But perhaps even they did not quite understand just how the TV money would multiply after they first showed in an interest in Manchester United in 2003.
Sky TV's first five-year deal with the newly-formed premier league in 1992 was worth £304 million. The deal in 2000 took Sky's spend to £1.1 billion for a three-year deal. And last year, the Premier League was able to sell rights for a whopping £5.136bn as BT also got in on the act to help drive the money entering the industry ever higher.
With negotiations for the next deal to begin soon — the current deal runs out in 2019 — it is hardly a surprise then that the global elite feel they can afford to splash out astronomical sums on the likes of Pogba and the attendant wages that come with such deal with little concern for the finances.
After all, there is a global fanbase willing and ready to finance the outgoing and in an ever-virtuous circle, the more a club seems to spend, the more they can guarantee the income coming in.
With China also beginning to throw serious money at football as it searches to break into the globe's number one sport in a meaningful way, you could be forgiven for thinking that all is well in the football empire.
But this is of course a model that works for the global brands, and only for the global brands. For ordinary football clubs, it's a completely different story as the divide between rich and poor has got ever wider. As the money pouring into football climbs ever higher, the very essence of football's strength — the competitiveness that has always underpinned the globe's number one sport — is being sapped by an avalanche of money.
Don't be fooled by the Leicester City precedent of winning the league title in 2016, marvellously romantic story though it was. While Leicester can not compete with the megabucks available to the elite, it too has been bankrolled to the tune of at least £100 million since Thai businessman Vichai Sribvaddhanaprabha took over in 2010.
Without money it seems, glory in football is unattainable. So while Manchester United can expect a fillip today when the New York Stock Exchange opens, the long-term ramifications of football's direction as a global industry really should be noted for anyone who has a genuine love of the game.
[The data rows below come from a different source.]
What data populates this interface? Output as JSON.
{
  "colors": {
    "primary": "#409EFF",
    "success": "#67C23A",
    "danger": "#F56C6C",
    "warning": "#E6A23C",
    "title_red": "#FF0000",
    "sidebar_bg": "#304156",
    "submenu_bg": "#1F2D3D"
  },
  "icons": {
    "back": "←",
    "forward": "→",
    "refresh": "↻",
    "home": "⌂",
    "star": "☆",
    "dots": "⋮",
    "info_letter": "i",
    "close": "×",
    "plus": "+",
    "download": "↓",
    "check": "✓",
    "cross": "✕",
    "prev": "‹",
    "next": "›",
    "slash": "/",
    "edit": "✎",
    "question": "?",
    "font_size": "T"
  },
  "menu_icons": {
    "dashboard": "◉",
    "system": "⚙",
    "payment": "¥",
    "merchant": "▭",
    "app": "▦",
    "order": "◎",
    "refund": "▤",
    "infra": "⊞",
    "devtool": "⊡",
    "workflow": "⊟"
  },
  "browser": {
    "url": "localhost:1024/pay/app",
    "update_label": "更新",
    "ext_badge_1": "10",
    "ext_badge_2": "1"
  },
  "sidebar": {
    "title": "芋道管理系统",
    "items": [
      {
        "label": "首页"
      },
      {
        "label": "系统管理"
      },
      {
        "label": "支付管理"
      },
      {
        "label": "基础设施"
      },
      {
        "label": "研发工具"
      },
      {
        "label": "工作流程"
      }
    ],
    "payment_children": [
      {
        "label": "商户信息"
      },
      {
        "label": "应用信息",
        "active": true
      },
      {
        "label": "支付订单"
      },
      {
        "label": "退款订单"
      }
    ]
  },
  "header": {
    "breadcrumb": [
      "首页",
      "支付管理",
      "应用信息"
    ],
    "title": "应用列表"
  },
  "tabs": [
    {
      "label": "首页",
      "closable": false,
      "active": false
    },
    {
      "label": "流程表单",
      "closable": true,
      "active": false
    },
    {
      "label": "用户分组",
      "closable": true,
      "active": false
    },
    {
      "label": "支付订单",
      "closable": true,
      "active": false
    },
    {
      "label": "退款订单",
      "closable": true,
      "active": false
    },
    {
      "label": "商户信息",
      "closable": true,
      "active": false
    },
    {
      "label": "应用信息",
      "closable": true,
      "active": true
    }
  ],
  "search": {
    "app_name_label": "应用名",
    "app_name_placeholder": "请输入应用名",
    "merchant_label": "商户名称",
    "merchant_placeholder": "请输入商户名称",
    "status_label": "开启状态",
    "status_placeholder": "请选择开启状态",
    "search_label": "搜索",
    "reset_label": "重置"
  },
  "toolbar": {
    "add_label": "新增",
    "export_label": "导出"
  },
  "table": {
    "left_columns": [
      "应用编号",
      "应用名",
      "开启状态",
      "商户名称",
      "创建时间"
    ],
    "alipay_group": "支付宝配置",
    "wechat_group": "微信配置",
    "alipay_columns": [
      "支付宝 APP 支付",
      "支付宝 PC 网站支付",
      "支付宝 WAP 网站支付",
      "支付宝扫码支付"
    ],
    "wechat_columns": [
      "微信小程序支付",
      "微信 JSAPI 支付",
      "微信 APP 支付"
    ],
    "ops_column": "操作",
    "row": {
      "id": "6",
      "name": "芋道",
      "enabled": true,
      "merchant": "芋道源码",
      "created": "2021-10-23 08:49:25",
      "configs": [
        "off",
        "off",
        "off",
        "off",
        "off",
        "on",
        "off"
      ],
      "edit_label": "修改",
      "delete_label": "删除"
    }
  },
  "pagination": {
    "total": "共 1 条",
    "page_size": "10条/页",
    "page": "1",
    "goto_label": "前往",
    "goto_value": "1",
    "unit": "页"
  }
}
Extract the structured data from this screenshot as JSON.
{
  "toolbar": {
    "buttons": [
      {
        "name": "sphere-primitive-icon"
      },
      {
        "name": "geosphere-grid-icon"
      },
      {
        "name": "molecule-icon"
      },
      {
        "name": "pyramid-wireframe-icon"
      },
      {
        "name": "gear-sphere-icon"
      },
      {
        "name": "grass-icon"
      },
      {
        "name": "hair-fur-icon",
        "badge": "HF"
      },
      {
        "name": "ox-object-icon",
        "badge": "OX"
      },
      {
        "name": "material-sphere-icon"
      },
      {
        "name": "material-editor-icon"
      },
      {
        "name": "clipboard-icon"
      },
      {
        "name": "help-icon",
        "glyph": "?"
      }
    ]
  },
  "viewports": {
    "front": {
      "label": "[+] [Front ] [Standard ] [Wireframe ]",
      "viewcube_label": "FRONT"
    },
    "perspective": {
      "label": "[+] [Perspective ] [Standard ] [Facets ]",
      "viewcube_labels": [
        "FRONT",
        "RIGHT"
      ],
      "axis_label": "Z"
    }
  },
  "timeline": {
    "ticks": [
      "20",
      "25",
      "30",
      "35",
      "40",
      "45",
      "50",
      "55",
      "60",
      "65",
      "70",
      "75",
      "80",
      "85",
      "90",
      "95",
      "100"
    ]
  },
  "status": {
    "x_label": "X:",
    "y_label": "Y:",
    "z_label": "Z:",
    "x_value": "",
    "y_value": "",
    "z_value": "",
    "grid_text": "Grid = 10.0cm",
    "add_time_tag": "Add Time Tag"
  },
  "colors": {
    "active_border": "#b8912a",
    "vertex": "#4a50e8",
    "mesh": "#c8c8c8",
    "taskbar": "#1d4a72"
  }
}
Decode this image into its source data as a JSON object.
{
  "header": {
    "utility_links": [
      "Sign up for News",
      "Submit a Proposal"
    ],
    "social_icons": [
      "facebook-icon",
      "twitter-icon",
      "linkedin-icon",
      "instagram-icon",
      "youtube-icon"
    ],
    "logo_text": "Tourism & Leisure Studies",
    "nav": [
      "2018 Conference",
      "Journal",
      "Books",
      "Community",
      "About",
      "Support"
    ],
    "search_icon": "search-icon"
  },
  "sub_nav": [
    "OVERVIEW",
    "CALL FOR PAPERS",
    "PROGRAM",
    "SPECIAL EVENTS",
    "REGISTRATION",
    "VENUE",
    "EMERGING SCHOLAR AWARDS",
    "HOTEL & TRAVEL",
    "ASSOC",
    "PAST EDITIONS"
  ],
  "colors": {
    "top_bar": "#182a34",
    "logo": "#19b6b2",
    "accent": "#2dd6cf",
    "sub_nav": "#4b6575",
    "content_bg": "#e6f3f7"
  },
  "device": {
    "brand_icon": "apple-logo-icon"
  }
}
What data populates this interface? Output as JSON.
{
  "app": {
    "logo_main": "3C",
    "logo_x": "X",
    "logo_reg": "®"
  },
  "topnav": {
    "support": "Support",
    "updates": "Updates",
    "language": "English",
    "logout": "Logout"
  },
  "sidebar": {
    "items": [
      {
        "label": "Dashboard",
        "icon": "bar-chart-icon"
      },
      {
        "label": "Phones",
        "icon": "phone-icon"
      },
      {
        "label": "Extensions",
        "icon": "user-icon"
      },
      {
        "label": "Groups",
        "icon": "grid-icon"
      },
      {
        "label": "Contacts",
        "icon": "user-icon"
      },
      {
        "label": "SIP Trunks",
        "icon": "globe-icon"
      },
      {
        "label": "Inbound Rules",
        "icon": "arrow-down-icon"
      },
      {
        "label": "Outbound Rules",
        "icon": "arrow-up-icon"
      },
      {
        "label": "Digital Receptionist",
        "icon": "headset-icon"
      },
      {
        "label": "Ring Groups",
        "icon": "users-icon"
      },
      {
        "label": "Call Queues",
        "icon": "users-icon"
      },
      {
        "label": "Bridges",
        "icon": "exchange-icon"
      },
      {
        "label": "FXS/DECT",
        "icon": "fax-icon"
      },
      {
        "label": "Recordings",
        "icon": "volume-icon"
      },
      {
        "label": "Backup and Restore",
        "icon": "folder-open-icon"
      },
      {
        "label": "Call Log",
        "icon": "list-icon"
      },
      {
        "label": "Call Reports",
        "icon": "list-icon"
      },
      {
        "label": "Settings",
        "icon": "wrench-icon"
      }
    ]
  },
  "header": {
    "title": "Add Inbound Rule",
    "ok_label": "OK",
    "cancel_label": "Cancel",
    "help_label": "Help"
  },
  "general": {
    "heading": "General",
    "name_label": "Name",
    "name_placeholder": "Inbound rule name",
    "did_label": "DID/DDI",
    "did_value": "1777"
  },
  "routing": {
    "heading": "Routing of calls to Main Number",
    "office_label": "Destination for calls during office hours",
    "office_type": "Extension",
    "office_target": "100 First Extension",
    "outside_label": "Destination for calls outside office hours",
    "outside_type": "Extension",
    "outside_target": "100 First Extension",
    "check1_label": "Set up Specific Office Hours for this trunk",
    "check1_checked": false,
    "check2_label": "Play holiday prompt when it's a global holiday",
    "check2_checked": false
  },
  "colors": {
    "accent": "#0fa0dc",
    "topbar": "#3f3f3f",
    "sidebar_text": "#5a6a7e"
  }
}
It's not all glory, glamour and VIP seats. Photo: iStock
Martin O'Rourke is managing editor at Saxo Bank